For Maj, it must be a bit tougher. Today, she visited Enniskillen, the scene of the 1987 IRA Remembrance Day bombing, which killed 11 civilians, and that marked the virtual end of the IRA’s bombing campaign in Northern Ireland. That is grisly enough, but McGuinness could fairly have plenty of grievance against the British state, but is too smart to bear it against the Queen personally. She, on the other hand, has to deal with the fact that McGuinness’ outfit killed her uncle by marriage, Lord Mountbatten, a man to whom she was said to be close.

McGuinness’ official story is that he was a member of the (then Provisional) IRA until 1974, but then left the organisation, and was active only in legitimate parliamentary activity from the ’80s onwards. No one believes this for a second, and any TV interview with McGuinness proceeds at a glacial pace, as he takes a long pause so as not to get tangled in his answer.
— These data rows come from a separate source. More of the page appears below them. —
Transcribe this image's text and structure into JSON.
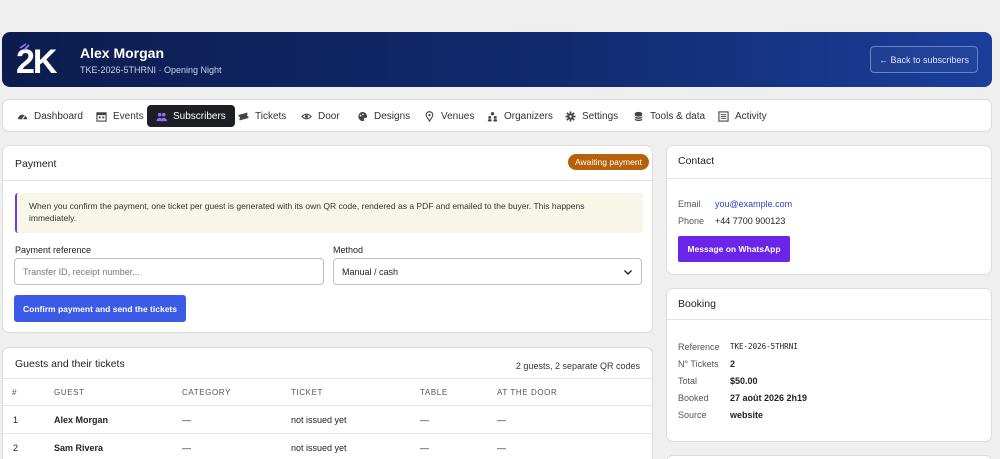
{
  "header": {
    "logo_text": "2K",
    "name": "Alex Morgan",
    "subtitle": "TKE-2026-5THRNI · Opening Night",
    "back_label": "← Back to subscribers"
  },
  "nav": {
    "items": [
      {
        "label": "Dashboard",
        "icon": "gauge-icon",
        "active": false
      },
      {
        "label": "Events",
        "icon": "calendar-icon",
        "active": false
      },
      {
        "label": "Subscribers",
        "icon": "users-icon",
        "active": true
      },
      {
        "label": "Tickets",
        "icon": "ticket-icon",
        "active": false
      },
      {
        "label": "Door",
        "icon": "eye-icon",
        "active": false
      },
      {
        "label": "Designs",
        "icon": "palette-icon",
        "active": false
      },
      {
        "label": "Venues",
        "icon": "map-pin-icon",
        "active": false
      },
      {
        "label": "Organizers",
        "icon": "people-icon",
        "active": false
      },
      {
        "label": "Settings",
        "icon": "gear-icon",
        "active": false
      },
      {
        "label": "Tools & data",
        "icon": "database-icon",
        "active": false
      },
      {
        "label": "Activity",
        "icon": "list-icon",
        "active": false
      }
    ]
  },
  "payment": {
    "title": "Payment",
    "status_badge": "Awaiting payment",
    "notice": "When you confirm the payment, one ticket per guest is generated with its own QR code, rendered as a PDF and emailed to the buyer. This happens immediately.",
    "reference_label": "Payment reference",
    "reference_placeholder": "Transfer ID, receipt number...",
    "method_label": "Method",
    "method_value": "Manual / cash",
    "confirm_label": "Confirm payment and send the tickets"
  },
  "guests": {
    "title": "Guests and their tickets",
    "summary": "2 guests, 2 separate QR codes",
    "columns": [
      "#",
      "GUEST",
      "CATEGORY",
      "TICKET",
      "TABLE",
      "AT THE DOOR"
    ],
    "rows": [
      [
        "1",
        "Alex Morgan",
        "—",
        "not issued yet",
        "—",
        "—"
      ],
      [
        "2",
        "Sam Rivera",
        "—",
        "not issued yet",
        "—",
        "—"
      ]
    ]
  },
  "contact": {
    "title": "Contact",
    "email_label": "Email",
    "email_value": "you@example.com",
    "phone_label": "Phone",
    "phone_value": "+44 7700 900123",
    "whatsapp_label": "Message on WhatsApp"
  },
  "booking": {
    "title": "Booking",
    "rows": [
      {
        "label": "Reference",
        "value": "TKE-2026-5THRNI"
      },
      {
        "label": "N° Tickets",
        "value": "2"
      },
      {
        "label": "Total",
        "value": "$50.00"
      },
      {
        "label": "Booked",
        "value": "27 août 2026 2h19"
      },
      {
        "label": "Source",
        "value": "website"
      }
    ]
  },
  "colors": {
    "accent": "#3b5be7",
    "badge": "#b7620b",
    "whatsapp": "#6a25e8",
    "hero_start": "#0c1c4e",
    "hero_end": "#1a3e9a"
  }
}
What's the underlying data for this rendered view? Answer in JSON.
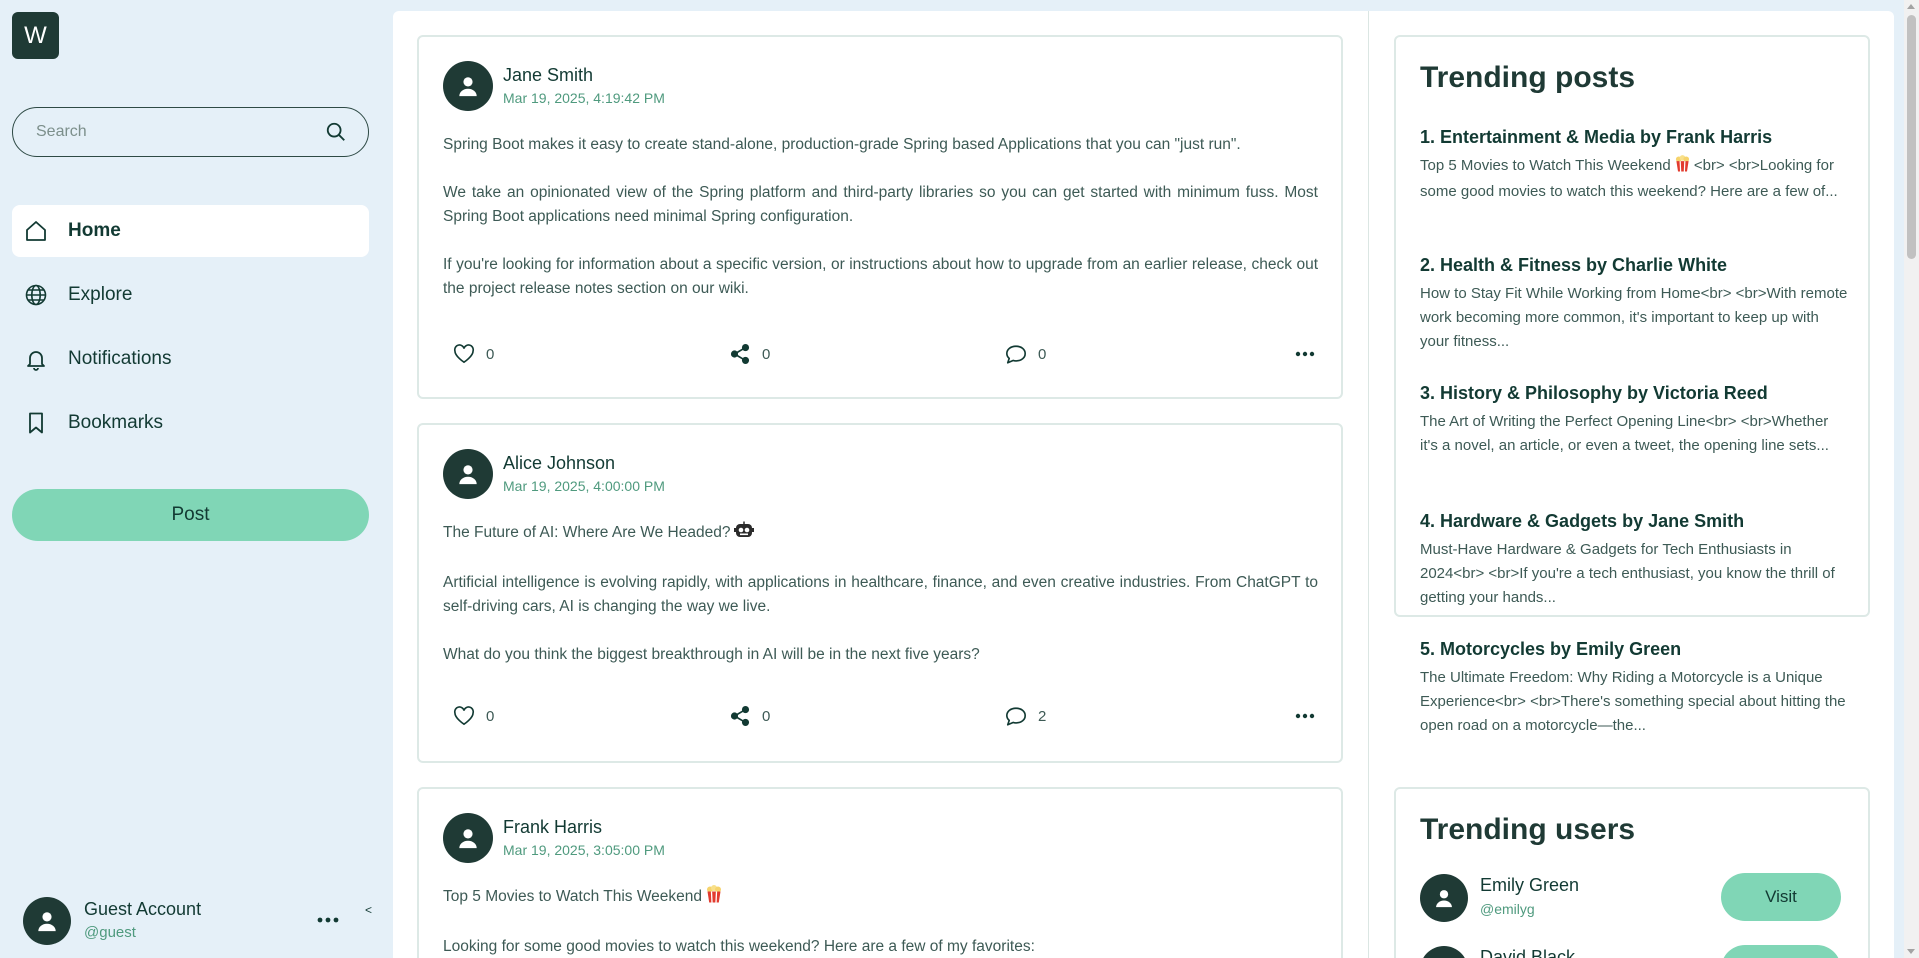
{
  "app": {
    "logo_letter": "W"
  },
  "search": {
    "placeholder": "Search"
  },
  "nav": {
    "items": [
      {
        "label": "Home",
        "icon": "home-icon",
        "active": true
      },
      {
        "label": "Explore",
        "icon": "globe-icon",
        "active": false
      },
      {
        "label": "Notifications",
        "icon": "bell-icon",
        "active": false
      },
      {
        "label": "Bookmarks",
        "icon": "bookmark-icon",
        "active": false
      }
    ],
    "post_label": "Post"
  },
  "account": {
    "name": "Guest Account",
    "handle": "@guest",
    "caret": "˂"
  },
  "posts": [
    {
      "author": "Jane Smith",
      "date": "Mar 19, 2025, 4:19:42 PM",
      "paragraphs": [
        "Spring Boot makes it easy to create stand-alone, production-grade Spring based Applications that you can \"just run\".",
        "We take an opinionated view of the Spring platform and third-party libraries so you can get started with minimum fuss. Most Spring Boot applications need minimal Spring configuration.",
        "If you're looking for information about a specific version, or instructions about how to upgrade from an earlier release, check out the project release notes section on our wiki."
      ],
      "likes": "0",
      "shares": "0",
      "comments": "0"
    },
    {
      "author": "Alice Johnson",
      "date": "Mar 19, 2025, 4:00:00 PM",
      "paragraphs": [
        "The Future of AI: Where Are We Headed?",
        "Artificial intelligence is evolving rapidly, with applications in healthcare, finance, and even creative industries. From ChatGPT to self-driving cars, AI is changing the way we live.",
        "What do you think the biggest breakthrough in AI will be in the next five years?"
      ],
      "title_emoji": "robot-emoji",
      "likes": "0",
      "shares": "0",
      "comments": "2"
    },
    {
      "author": "Frank Harris",
      "date": "Mar 19, 2025, 3:05:00 PM",
      "paragraphs": [
        "Top 5 Movies to Watch This Weekend",
        "Looking for some good movies to watch this weekend? Here are a few of my favorites:"
      ],
      "title_emoji": "popcorn-emoji"
    }
  ],
  "trending_posts": {
    "title": "Trending posts",
    "items": [
      {
        "title": "1. Entertainment & Media by Frank Harris",
        "excerpt_before_emoji": "Top 5 Movies to Watch This Weekend",
        "excerpt_after_emoji": " <br> <br>Looking for some good movies to watch this weekend? Here are a few of..."
      },
      {
        "title": "2. Health & Fitness by Charlie White",
        "excerpt": "How to Stay Fit While Working from Home<br> <br>With remote work becoming more common, it's important to keep up with your fitness..."
      },
      {
        "title": "3. History & Philosophy by Victoria Reed",
        "excerpt": "The Art of Writing the Perfect Opening Line<br> <br>Whether it's a novel, an article, or even a tweet, the opening line sets..."
      },
      {
        "title": "4. Hardware & Gadgets by Jane Smith",
        "excerpt": "Must-Have Hardware & Gadgets for Tech Enthusiasts in 2024<br> <br>If you're a tech enthusiast, you know the thrill of getting your hands..."
      },
      {
        "title": "5. Motorcycles by Emily Green",
        "excerpt": "The Ultimate Freedom: Why Riding a Motorcycle is a Unique Experience<br> <br>There's something special about hitting the open road on a motorcycle—the..."
      }
    ]
  },
  "trending_users": {
    "title": "Trending users",
    "visit_label": "Visit",
    "users": [
      {
        "name": "Emily Green",
        "handle": "@emilyg"
      },
      {
        "name": "David Black",
        "handle": ""
      }
    ]
  },
  "colors": {
    "background": "#e5f0f8",
    "accent": "#80d6b6",
    "dark": "#1f3a35",
    "muted_green": "#4f9a7e"
  }
}
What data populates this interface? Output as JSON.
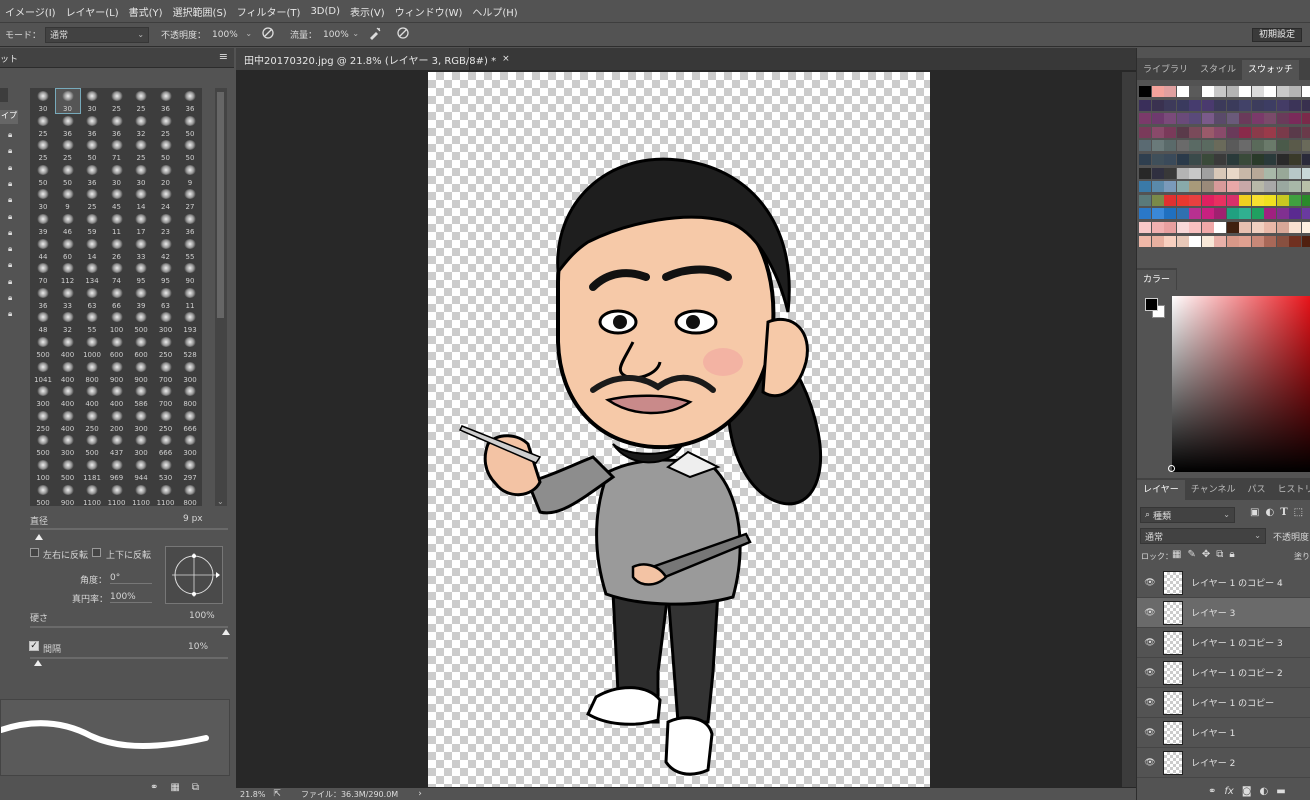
{
  "menu": [
    "イメージ(I)",
    "レイヤー(L)",
    "書式(Y)",
    "選択範囲(S)",
    "フィルター(T)",
    "3D(D)",
    "表示(V)",
    "ウィンドウ(W)",
    "ヘルプ(H)"
  ],
  "options_bar": {
    "mode_label": "モード：",
    "mode_value": "通常",
    "opacity_label": "不透明度：",
    "opacity_value": "100%",
    "flow_label": "流量：",
    "flow_value": "100%",
    "reset_button": "初期設定"
  },
  "document": {
    "tab_title": "田中20170320.jpg @ 21.8% (レイヤー 3, RGB/8#) *",
    "close": "×",
    "zoom": "21.8%",
    "file_info": "ファイル：36.3M/290.0M"
  },
  "brush_panel": {
    "header_left": "ット",
    "sizes": [
      "30",
      "30",
      "30",
      "25",
      "25",
      "36",
      "36",
      "25",
      "36",
      "36",
      "36",
      "32",
      "25",
      "50",
      "25",
      "25",
      "50",
      "71",
      "25",
      "50",
      "50",
      "50",
      "50",
      "36",
      "30",
      "30",
      "20",
      "9",
      "30",
      "9",
      "25",
      "45",
      "14",
      "24",
      "27",
      "39",
      "46",
      "59",
      "11",
      "17",
      "23",
      "36",
      "44",
      "60",
      "14",
      "26",
      "33",
      "42",
      "55",
      "70",
      "112",
      "134",
      "74",
      "95",
      "95",
      "90",
      "36",
      "33",
      "63",
      "66",
      "39",
      "63",
      "11",
      "48",
      "32",
      "55",
      "100",
      "500",
      "300",
      "193",
      "500",
      "400",
      "1000",
      "600",
      "600",
      "250",
      "528",
      "1041",
      "400",
      "800",
      "900",
      "900",
      "700",
      "300",
      "300",
      "400",
      "400",
      "400",
      "586",
      "700",
      "800",
      "250",
      "400",
      "250",
      "200",
      "300",
      "250",
      "666",
      "500",
      "300",
      "500",
      "437",
      "300",
      "666",
      "300",
      "100",
      "500",
      "1181",
      "969",
      "944",
      "530",
      "297",
      "500",
      "900",
      "1100",
      "1100",
      "1100",
      "1100",
      "800"
    ],
    "diameter_label": "直径",
    "diameter_value": "9 px",
    "flip_x_label": "左右に反転",
    "flip_y_label": "上下に反転",
    "angle_label": "角度：",
    "angle_value": "0°",
    "roundness_label": "真円率：",
    "roundness_value": "100%",
    "hardness_label": "硬さ",
    "hardness_value": "100%",
    "spacing_label": "間隔",
    "spacing_value": "10%",
    "spacing_checked": true,
    "side_label": "イプ"
  },
  "swatches_panel": {
    "tabs": [
      "ライブラリ",
      "スタイル",
      "スウォッチ"
    ],
    "active_tab": "スウォッチ",
    "rows": [
      [
        "#000000",
        "#f3a29b",
        "#e0a0a0",
        "#ffffff",
        "#5a5a5a",
        "#ffffff",
        "#c8c8c8",
        "#b4b4b4",
        "#ffffff",
        "#dcdcdc",
        "#ffffff",
        "#c8c8c8",
        "#b4b4b4",
        "#ffffff"
      ],
      [
        "#3a2f5a",
        "#3a3250",
        "#3d3a5a",
        "#3a3a5e",
        "#463c6e",
        "#4a3a6e",
        "#3c3a5a",
        "#3b3b5b",
        "#424268",
        "#3c3c5c",
        "#3d3d63",
        "#443c66",
        "#3c3458",
        "#38304e"
      ],
      [
        "#7b3a6a",
        "#6e3a6e",
        "#7a4a7a",
        "#6a4a7a",
        "#5a4a7a",
        "#7a5a8a",
        "#5a4a6a",
        "#6a5a7a",
        "#6a3a5a",
        "#7a3a6a",
        "#7a4a6a",
        "#6a3a5a",
        "#7a2a5a",
        "#7a2a4a"
      ],
      [
        "#7a3a5a",
        "#8a4a6a",
        "#7a3a5a",
        "#5a3a4a",
        "#7a4a5a",
        "#9a5a6a",
        "#8a4a6a",
        "#6a3a5a",
        "#8a2a4a",
        "#8a3a4a",
        "#9a3a4a",
        "#7a3a4a",
        "#5a3a4a",
        "#6a3a4a"
      ],
      [
        "#5a6a72",
        "#6a7a7a",
        "#5a6a6a",
        "#6a6a6a",
        "#5a6a64",
        "#5a6a60",
        "#6a6a5a",
        "#5a5a5a",
        "#6a6a6a",
        "#5a6a5a",
        "#6a7a6a",
        "#4a5a4a",
        "#5a5a4a",
        "#6a6a5a"
      ],
      [
        "#2f3f4f",
        "#3f4f5a",
        "#3a4a5a",
        "#2a3a4a",
        "#3a4a4a",
        "#3a4a3a",
        "#3a3a3a",
        "#2a3a3a",
        "#3a4a3a",
        "#2a3a2a",
        "#2a3a3a",
        "#2a2a2a",
        "#3a3a2a",
        "#2a2a3a"
      ],
      [
        "#282828",
        "#303040",
        "#383838",
        "#b4b4b4",
        "#c8c8c8",
        "#a0a0a0",
        "#d8c8b8",
        "#e8d8c8",
        "#c8b8a8",
        "#b8a898",
        "#a8b8a8",
        "#98a898",
        "#b8c8c8",
        "#c8d8d8"
      ],
      [
        "#3a7aa8",
        "#5a8aaa",
        "#7a9aba",
        "#8aa",
        "#a89a7a",
        "#9a8a7a",
        "#d89a9a",
        "#e8a8a8",
        "#c8a8a8",
        "#b8b8a8",
        "#a8a8a8",
        "#9aa8a0",
        "#a8b8a8",
        "#b8c0a8"
      ],
      [
        "#5a7a7a",
        "#7a8a4a",
        "#e03030",
        "#e83830",
        "#e84040",
        "#e02060",
        "#e83060",
        "#d8306a",
        "#f0d020",
        "#f8e030",
        "#f0e020",
        "#c8c820",
        "#40a040",
        "#2a8a2a"
      ],
      [
        "#2a78c8",
        "#3a88d8",
        "#2070c0",
        "#3070b0",
        "#b83090",
        "#c82080",
        "#a02070",
        "#20a080",
        "#30b090",
        "#20a060",
        "#a02080",
        "#803090",
        "#5a2a90",
        "#6a3aa0"
      ],
      [
        "#f8c8c8",
        "#f0b0b0",
        "#e8a0a0",
        "#f8d8d8",
        "#f8c0c0",
        "#f0a8a8",
        "#ffffff",
        "#402010",
        "#e8c0b0",
        "#f0d0c0",
        "#e8b8a8",
        "#d8a898",
        "#f8e0d0",
        "#fff0e0"
      ],
      [
        "#f0b8a8",
        "#e8b0a0",
        "#f8d0c0",
        "#e8c8b8",
        "#ffffff",
        "#f8e8d8",
        "#e8b0a8",
        "#d89888",
        "#e0a090",
        "#c88878",
        "#a86858",
        "#885040",
        "#703020",
        "#502010"
      ]
    ],
    "fg_color": "#000000",
    "bg_color": "#ffffff"
  },
  "color_panel": {
    "tab": "カラー",
    "hue": "#e8141a"
  },
  "layers_panel": {
    "tabs": [
      "レイヤー",
      "チャンネル",
      "パス",
      "ヒストリー"
    ],
    "active_tab": "レイヤー",
    "filter_value": "種類",
    "blend_mode": "通常",
    "opacity_label": "不透明度",
    "lock_label": "ロック：",
    "fill_label": "塗り",
    "layers": [
      {
        "name": "レイヤー 1 のコピー 4",
        "selected": false
      },
      {
        "name": "レイヤー 3",
        "selected": true
      },
      {
        "name": "レイヤー 1 のコピー 3",
        "selected": false
      },
      {
        "name": "レイヤー 1 のコピー 2",
        "selected": false
      },
      {
        "name": "レイヤー 1 のコピー",
        "selected": false
      },
      {
        "name": "レイヤー 1",
        "selected": false
      },
      {
        "name": "レイヤー 2",
        "selected": false
      }
    ],
    "footer_icons": [
      "link-icon",
      "fx-icon",
      "mask-icon",
      "adjustment-icon",
      "folder-icon",
      "new-layer-icon",
      "trash-icon"
    ]
  }
}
That procedure has created a sort of icy Irish chutzpah, which has been well on display today — with his remark that “like us, the Queen has lost people close to her”. Wow.

Why has Sinn Fein been so willing to make a quarrel with those harder republicans still loyal to it, by meeting Maj? A year ago, they were demonstrating against her visit to the Irish Republic. What’s changed? The answer, of course, is the side of the border they’re on. Sinn Fein is committing itself substantially to a southern strategy. Martin McGuinness ran for President in the 2011 Republic elections, and gained 13.7% of the vote, while Sinn Fein gained 10% of the vote in the Dail — both disappointing results, but an advance on their previous showing.

Having abandoned the strategy of the “ArmaLite and the ballot box” in the ’90s — a strategy they had been disengaging from for more than a decade, with some spectacular exceptions — the strategy of Sinn Fein has been to slowly accumulate legitimacy on both sides of the border, and hope that demographic shift will allow them to run a dual referendum and reunite the island of Ireland. Sinn Fein has consistently outplayed its opponents, its strategy honed from decades of intensive study of the Irish experience, of history, and political theory. Its Unionist opponents have maintained a steadfast anti-intellectualism (in the Maze, the IRA prisoners started libraries; the Unionist prisoners started gyms).

But the paradox is that Sinn Fein’s slow march to victory is coming precisely because it has started to mean rather less than it did. Sinn Fein has inserted itself into the technocratic management of Northern Ireland, and in the south has decisively abandoned its socialist, anti-imperialist politics to move fast towards the centre. Its aim there is to pick off Fianna Fail, now fatally wounded by its responsibility for the extinction of the Celtic Tiger. SF would then be one of the three major parties, eligible for being part of a governing coalition. Meeting the Queen is a play to the south not the north — Sinn Fein at its cleverest, perhaps too clever by half.

It would not be amiss for many of the party’s supporters to ask — “and what do you do?”